Maginn continued, “There is a lot of stigma around sex work despite that every man, woman and his dog is watching it. We were keen to get some sex workers, some sex-worker advocates and sex-worker activists to get involved in the sessions.”

Veteran filmmaker/industry journalist Ari Bass, aka Michael Whiteacre, will present “From Frisco to Vegas: The Economic Geography of the American Commercial Pornosphere”; the Chicago-based, sex-worker activist, Serpent Libertine, will present “Displaced: The Role of Moral Panics in the Destruction of Sex Worker Spaces”; and journalist/author Melissa Gira Grant will present “w4m: The End of the American Red Light District.”

In addition, the lineup includes Lynn Comella, an associate professor of gender and sexuality studies at UNLV, who is scheduled to present “Geographies of Porn: Public Policies and Industry Practices”; and Christina Parreira, a Ph.D student at UNLV and cam girl who will present a paper titled, “Auto-Ethnographic Reflections on Selling Sex in the Nevada Desert.”

Robyn Longhurst, a professor of Geography at the University of Waikato in New Zealand, will present “Skype Sex, Love and Romance"; and Erin Sanders-McDonagh will deliver a presentation on "Women's Consumption of Live Sex: Understanding Public Sex Performance in Thailand and the Netherlands."

Sanders-McDonagh is a Senior Lecturer in Sociology and Co-Director of the Centre for Social and Criminological Research at Middlesex University in London.

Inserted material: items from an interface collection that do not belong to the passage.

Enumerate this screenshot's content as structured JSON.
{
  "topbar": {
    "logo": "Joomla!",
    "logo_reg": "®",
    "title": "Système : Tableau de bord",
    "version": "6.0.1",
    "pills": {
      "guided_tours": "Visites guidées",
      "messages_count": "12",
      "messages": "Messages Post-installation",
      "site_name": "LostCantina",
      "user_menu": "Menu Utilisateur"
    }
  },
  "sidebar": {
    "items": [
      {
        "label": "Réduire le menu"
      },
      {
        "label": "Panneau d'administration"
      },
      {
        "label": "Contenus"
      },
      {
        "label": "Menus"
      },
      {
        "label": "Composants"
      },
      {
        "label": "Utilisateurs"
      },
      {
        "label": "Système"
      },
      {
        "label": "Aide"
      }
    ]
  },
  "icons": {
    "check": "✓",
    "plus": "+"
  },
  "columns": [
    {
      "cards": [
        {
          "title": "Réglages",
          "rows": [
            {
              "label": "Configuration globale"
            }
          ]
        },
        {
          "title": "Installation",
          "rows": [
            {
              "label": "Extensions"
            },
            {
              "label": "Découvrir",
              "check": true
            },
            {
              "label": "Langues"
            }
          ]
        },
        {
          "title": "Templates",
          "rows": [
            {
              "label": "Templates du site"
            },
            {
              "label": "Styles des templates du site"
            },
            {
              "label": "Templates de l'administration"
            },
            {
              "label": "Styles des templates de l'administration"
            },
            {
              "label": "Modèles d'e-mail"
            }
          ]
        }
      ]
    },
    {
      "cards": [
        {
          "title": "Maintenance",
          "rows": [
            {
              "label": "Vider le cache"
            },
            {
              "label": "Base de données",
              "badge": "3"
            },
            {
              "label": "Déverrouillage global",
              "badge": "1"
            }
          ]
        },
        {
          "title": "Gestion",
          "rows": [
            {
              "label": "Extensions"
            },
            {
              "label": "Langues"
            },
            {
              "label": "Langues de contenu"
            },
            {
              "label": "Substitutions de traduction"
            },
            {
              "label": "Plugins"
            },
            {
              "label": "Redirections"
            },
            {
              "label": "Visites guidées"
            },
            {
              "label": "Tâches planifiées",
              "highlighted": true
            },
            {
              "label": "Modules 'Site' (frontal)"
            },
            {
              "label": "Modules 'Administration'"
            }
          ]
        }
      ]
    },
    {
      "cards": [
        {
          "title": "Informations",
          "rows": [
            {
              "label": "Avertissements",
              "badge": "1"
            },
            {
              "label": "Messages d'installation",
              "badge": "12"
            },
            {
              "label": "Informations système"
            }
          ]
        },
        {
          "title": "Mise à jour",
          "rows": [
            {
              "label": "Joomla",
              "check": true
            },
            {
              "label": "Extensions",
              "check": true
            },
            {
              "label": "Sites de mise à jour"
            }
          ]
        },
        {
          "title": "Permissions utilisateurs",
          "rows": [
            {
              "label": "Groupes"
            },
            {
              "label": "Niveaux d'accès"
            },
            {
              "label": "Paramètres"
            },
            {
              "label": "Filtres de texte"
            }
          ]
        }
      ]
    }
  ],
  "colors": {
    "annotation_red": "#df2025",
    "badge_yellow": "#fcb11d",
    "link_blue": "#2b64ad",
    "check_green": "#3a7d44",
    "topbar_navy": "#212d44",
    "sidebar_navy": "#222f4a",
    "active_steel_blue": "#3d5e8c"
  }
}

“We were pretty blown away by the response,” Maginn said. “I think what it showed is there’s a lot of scholarship in this kind of sexuality, sex-work sphere.”

He added, “To use a euphemism, we were pretty stoked that we got a good mix of people. We have some early career researchers such as Ph.D students and recently graduated Ph.D students, as well as some mid-career and established researchers. And the topics are great. It’s a nice, eclectic mix.”

Maginn said the group welcomed papers from all standpoints; he even reached out to Professor Gail Dines, author of "Pornland" and founder of Stop Porn Culture, informing her of the special session and inviting her to submit an abstract and circulate the call for papers among her networks. But Dines declined the invite citing other obligations, according to Maginn.

“I’m a firm believer that academic scholarship should be as inclusive as possible, even with those in opposite camps," Maginn said, admitting it was “a bit disappointing” to not have any presenters from the so-called “anti-sex work” position.  

After the conference, Maginn, Cooper and Zebracki will be exploring outlets in which to publish the papers presented at AAG “once we kind of see what works for the papers," Maginn said.

His recently released book “(Sub)Urban Sexscapes came out of the special session he attended at the 2012 AAG Annual Meeting in New York.

“This conference and geography in general actually has a very inclusive philosophy," Maginn said. "With people that are under the gaze of academic research we try to involve them in the research. We were particularly committed to trying to get sex workers involved in our academic practices as much as possible. They’re the people with experience.”

The scope of this special session on sex work is shaping up to be the largest ever presented at AAG, he noted.

“I think this is. There has been other stuff presented on sexuality, but in terms of looking at the sex industry, I think this is the biggest one with the diversity of papers and the diversity of presenters — both academic and non-academic," Maginn said.